During Zuma’s divisive tenure, the ANC steadily lost much of its urban support, as well as the influential labour unions that once buttressed the party’s struggle against apartheid. “Ramaphosa ... may sustain significant support from business, the middle classes and people sickened by the scale of the looting and obfuscation under Zuma,” wrote Richard Pithouse, an associate professor at the Wits Institute for Social and Economic Research in Johannesburg. “But the redemptive sense that the ANC carries the destiny of the nation, that it is permanently sanctioned by history, will not be restored.”
At a time when various African nations are shrugging off long-ruling demagogues, Zuma’s successors will need to find a new path. “South Africa finds itself in its current situation because the country has succumbed to ... patriarchal and elite interests,” wrote Cheryl Hendricks, a professor of political science at the University of Johannesburg. “But changing the president, though necessary, won’t be sufficient to get South Africans out of this quagmire. South Africans need new leaders as well as new forms of leadership that understand the driving forces of post-colonial states and their proclivity towards non-democratic forms of governance.”
The success of South Africa’s democratic experiment is not simply of domestic importance, either. “If, despite all this, South Africa slides inexorably backwards, cynicism about the future of the African continent will grow in the rest of the world,” Financial Times columnist Gideon Rachman warned. “Some Africans will be infuriated by this tendency to generalise about the fate of an entire continent from the events in just one country. But the drama of South Africa’s recent history and the sophistication of its economy means that it inevitably has become a standard-bearer for Africa.”

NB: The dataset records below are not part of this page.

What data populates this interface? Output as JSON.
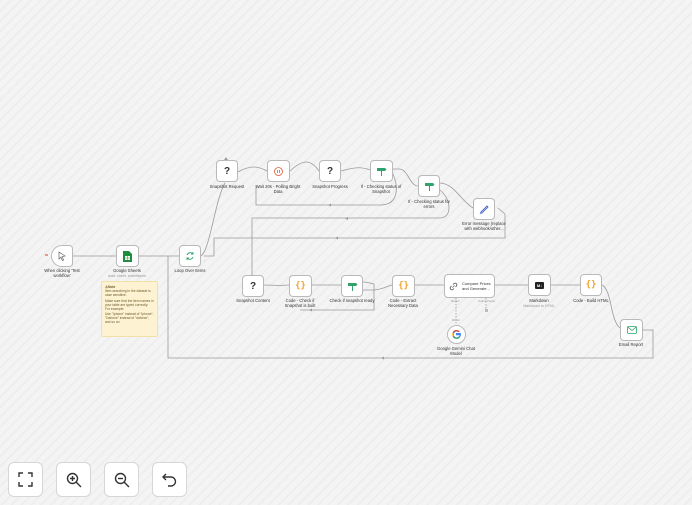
{
  "nodes": {
    "manual_trigger": "When clicking 'Test workflow'",
    "google_sheets": "Google Sheets",
    "google_sheets_sub": "read: sheet, sheetName",
    "loop_over_items": "Loop Over Items",
    "snapshot_request": "Snapshot Request",
    "wait": "Wait 20s - Polling Bright Data",
    "snapshot_progress": "Snapshot Progress",
    "if_checking_status": "If - Checking status of Snapshot",
    "if_checking_errors": "If - Checking status for errors",
    "error_message": "Error message (replace with webhook/other...",
    "snapshot_content": "Snapshot Content",
    "code_check_snapshot": "Code - Check if Snapshot is built",
    "check_snapshot_ready": "Check if snapshot ready",
    "code_extract": "Code - Extract Necessary Data",
    "compare_prices": "Compare Prices and Generate...",
    "compare_model_port": "Model*",
    "compare_parser_port": "Output Parser",
    "gemini_model": "Google Gemini Chat Model",
    "gemini_model_port": "Model",
    "markdown": "Markdown",
    "markdown_sub": "Markdown to HTML",
    "code_build_html": "Code - Build HTML",
    "email_report": "Email Report"
  },
  "sticky_note": {
    "title": "⚠Note",
    "lines": [
      "Item searching in the dataset is case sensitive.",
      "Make sure that the item names in your table are typed correctly.",
      "For example:",
      "Use \"Iphone\" instead of \"iphone\", \"Daforce\" instead of \"daforce\", and so on."
    ]
  },
  "icons": {
    "trigger": "cursor-click-icon",
    "sheets": "google-sheets-icon",
    "loop": "loop-arrows-icon",
    "http": "question-mark-icon",
    "wait": "pause-icon",
    "if": "branch-sign-icon",
    "stop": "pencil-icon",
    "code": "curly-braces-icon",
    "chain": "link-icon",
    "gemini": "google-logo-icon",
    "markdown": "markdown-icon",
    "email": "envelope-icon"
  },
  "colors": {
    "accent_green": "#2fa36b",
    "sheets_green": "#1e8e3e",
    "code_orange": "#f0a22c",
    "error_blue": "#4a62c4",
    "wait_red": "#e05a3b"
  },
  "controls": {
    "fit_view": "fit-view",
    "zoom_in": "zoom-in",
    "zoom_out": "zoom-out",
    "undo": "undo"
  }
}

The silver lining to Zuma’s legacy, Msimang said, is that his “penchant for looting and mismanagement has unwittingly strengthened the indomitable will of South Africa’s more than 55 million residents”. And it means that Ramaphosa, should he, too, disappoint, “will have a much shorter leash with which to hang himself”.
— Washington Post
Ishaan Tharoor writes about foreign affairs. He previously was a senior editor and correspondent at Time magazine, based first in Hong Kong and later in New York.